This is what it states on the Amazon book page.

What does theology have to do with sociology? Do the social sciences in general provide helpful assistance to theologians? Does theology have anything to contribute to social theory?This compendium of essays attempts to address such questions. In so doing, it confronts assumptions about how academic disciplines are best articulated, whether within their own airtight frames or in dialogue with one another. The essays in the first half of the book accomplish this from historical and methodological perspectives, while the remaining essays present case studies or constructive proposals for how theology might engage the social sciences in productive ways.For those particularly interested in the ongoing development of theologies of liberation, this book will be timely.

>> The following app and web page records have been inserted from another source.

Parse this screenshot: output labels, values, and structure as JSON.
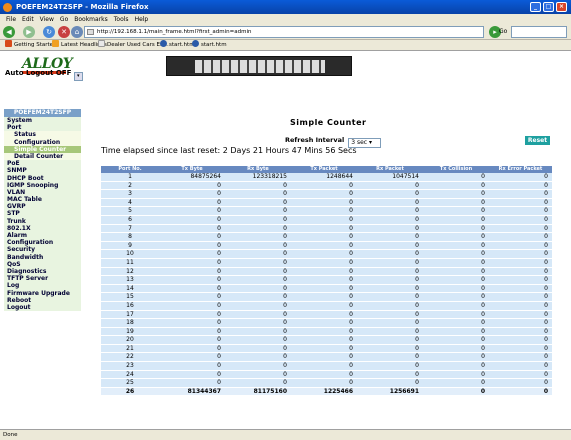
{
  "window": {
    "title": "POEFEM24T2SFP - Mozilla Firefox",
    "min": "_",
    "max": "□",
    "close": "×"
  },
  "menu": [
    "File",
    "Edit",
    "View",
    "Go",
    "Bookmarks",
    "Tools",
    "Help"
  ],
  "toolbar": {
    "url": "http://192.168.1.1/main_frame.html?first_admin=admin",
    "go": "Go"
  },
  "bookmarks": [
    "Getting Started",
    "Latest Headlines",
    "Dealer Used Cars En...",
    "start.htm",
    "start.htm"
  ],
  "header": {
    "logo": "ALLOY",
    "auto_logout_label": "Auto Logout OFF"
  },
  "sidebar": {
    "title": "POEFEM24T2SFP",
    "items": [
      {
        "label": "System",
        "sub": false,
        "active": false
      },
      {
        "label": "Port",
        "sub": false,
        "active": false
      },
      {
        "label": "Status",
        "sub": true,
        "active": false
      },
      {
        "label": "Configuration",
        "sub": true,
        "active": false
      },
      {
        "label": "Simple Counter",
        "sub": true,
        "active": true
      },
      {
        "label": "Detail Counter",
        "sub": true,
        "active": false
      },
      {
        "label": "PoE",
        "sub": false,
        "active": false
      },
      {
        "label": "SNMP",
        "sub": false,
        "active": false
      },
      {
        "label": "DHCP Boot",
        "sub": false,
        "active": false
      },
      {
        "label": "IGMP Snooping",
        "sub": false,
        "active": false
      },
      {
        "label": "VLAN",
        "sub": false,
        "active": false
      },
      {
        "label": "MAC Table",
        "sub": false,
        "active": false
      },
      {
        "label": "GVRP",
        "sub": false,
        "active": false
      },
      {
        "label": "STP",
        "sub": false,
        "active": false
      },
      {
        "label": "Trunk",
        "sub": false,
        "active": false
      },
      {
        "label": "802.1X",
        "sub": false,
        "active": false
      },
      {
        "label": "Alarm",
        "sub": false,
        "active": false
      },
      {
        "label": "Configuration",
        "sub": false,
        "active": false
      },
      {
        "label": "Security",
        "sub": false,
        "active": false
      },
      {
        "label": "Bandwidth",
        "sub": false,
        "active": false
      },
      {
        "label": "QoS",
        "sub": false,
        "active": false
      },
      {
        "label": "Diagnostics",
        "sub": false,
        "active": false
      },
      {
        "label": "TFTP Server",
        "sub": false,
        "active": false
      },
      {
        "label": "Log",
        "sub": false,
        "active": false
      },
      {
        "label": "Firmware Upgrade",
        "sub": false,
        "active": false
      },
      {
        "label": "Reboot",
        "sub": false,
        "active": false
      },
      {
        "label": "Logout",
        "sub": false,
        "active": false
      }
    ]
  },
  "main": {
    "title": "Simple Counter",
    "refresh_label": "Refresh Interval",
    "refresh_value": "3 sec",
    "reset_label": "Reset",
    "elapsed": "Time elapsed since last reset: 2 Days 21 Hours 47 Mins 56 Secs",
    "columns": [
      "Port No.",
      "Tx Byte",
      "Rx Byte",
      "Tx Packet",
      "Rx Packet",
      "Tx Collision",
      "Rx Error Packet"
    ],
    "rows": [
      [
        "1",
        "84875264",
        "123318215",
        "1248644",
        "1047514",
        "0",
        "0"
      ],
      [
        "2",
        "0",
        "0",
        "0",
        "0",
        "0",
        "0"
      ],
      [
        "3",
        "0",
        "0",
        "0",
        "0",
        "0",
        "0"
      ],
      [
        "4",
        "0",
        "0",
        "0",
        "0",
        "0",
        "0"
      ],
      [
        "5",
        "0",
        "0",
        "0",
        "0",
        "0",
        "0"
      ],
      [
        "6",
        "0",
        "0",
        "0",
        "0",
        "0",
        "0"
      ],
      [
        "7",
        "0",
        "0",
        "0",
        "0",
        "0",
        "0"
      ],
      [
        "8",
        "0",
        "0",
        "0",
        "0",
        "0",
        "0"
      ],
      [
        "9",
        "0",
        "0",
        "0",
        "0",
        "0",
        "0"
      ],
      [
        "10",
        "0",
        "0",
        "0",
        "0",
        "0",
        "0"
      ],
      [
        "11",
        "0",
        "0",
        "0",
        "0",
        "0",
        "0"
      ],
      [
        "12",
        "0",
        "0",
        "0",
        "0",
        "0",
        "0"
      ],
      [
        "13",
        "0",
        "0",
        "0",
        "0",
        "0",
        "0"
      ],
      [
        "14",
        "0",
        "0",
        "0",
        "0",
        "0",
        "0"
      ],
      [
        "15",
        "0",
        "0",
        "0",
        "0",
        "0",
        "0"
      ],
      [
        "16",
        "0",
        "0",
        "0",
        "0",
        "0",
        "0"
      ],
      [
        "17",
        "0",
        "0",
        "0",
        "0",
        "0",
        "0"
      ],
      [
        "18",
        "0",
        "0",
        "0",
        "0",
        "0",
        "0"
      ],
      [
        "19",
        "0",
        "0",
        "0",
        "0",
        "0",
        "0"
      ],
      [
        "20",
        "0",
        "0",
        "0",
        "0",
        "0",
        "0"
      ],
      [
        "21",
        "0",
        "0",
        "0",
        "0",
        "0",
        "0"
      ],
      [
        "22",
        "0",
        "0",
        "0",
        "0",
        "0",
        "0"
      ],
      [
        "23",
        "0",
        "0",
        "0",
        "0",
        "0",
        "0"
      ],
      [
        "24",
        "0",
        "0",
        "0",
        "0",
        "0",
        "0"
      ],
      [
        "25",
        "0",
        "0",
        "0",
        "0",
        "0",
        "0"
      ],
      [
        "26",
        "81344367",
        "81175160",
        "1225466",
        "1256691",
        "0",
        "0"
      ]
    ]
  },
  "status": {
    "text": "Done"
  }
}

The essays, reflecting a definite international flavor, are written in honor of Lee Cormie, a long-standing advocate of what he calls the “new voices” in theology that have irrupted in the wake of Vatican II. Cormie has spent over three decades teaching theologies of liberation at the Toronto School of Theology on the campus of the University of Toronto. This book continues the many conversations that his teaching has provoked.

 “At the heart of these compelling essays are questions about how theology, the church, and the wider world might be shaped, reshaped, or transformed by the irruption of a myriad of new voices. Taken together, the reader is confronted by the situatedness of all theologies, and at the same time, by glimpses of concrete hope within history. This volume fittingly honors and extends the work of Lee Cormie, educator and theologian of this new Pentecost.” —Jeremy M. Bergen, Conrad Grebel University College, University of Waterloo


“Lee Cormie’s colleagues and students bring various methodological, historical, and contextual analyses to bear on the contemporary devastation of the poor. While the individual essays stand separate in their critical perspectives and contributions, the volume coheres through its witness to friendship among a community of scholars who share faith and hope.” —Kathleen Skerrett, School of Arts and Sciences, University of Richmond


  • Jeff Nowers is a pastoral associate at St. James Cathedral, Toronto, and an adjunct lecturer in the Toronto School of Theology.
  • Néstor Medina is Assistant Professor of Theology and Culture at Regent University School of Divinity.

[read also: A Conversation]


BN7A3104-MGrace Ji-Sun Kim is Visiting Researcher at Georgetown University.  She is the author of 5 books, Reimagining with Christian Doctrines co-edited with Jenny Daggers (Palgrave Macmillan), Contemplations from the Heart  (Wipf & Stock, forthcoming), Colonialism, Han and the Transformative Spirit (Palgrave Macmillan), The Holy Spirit, Chi, and the Other: A Model of Global and Intercultural Pneumatology (Palgrave Macmillan) and The Grace of Sophia: A Korean North American Women’s Christology (Pilgrim Press). She is a co-editor with Dr. Joseph Cheah for the Palgrave Macmillan Book Series, “Asian Christianity in Diaspora”.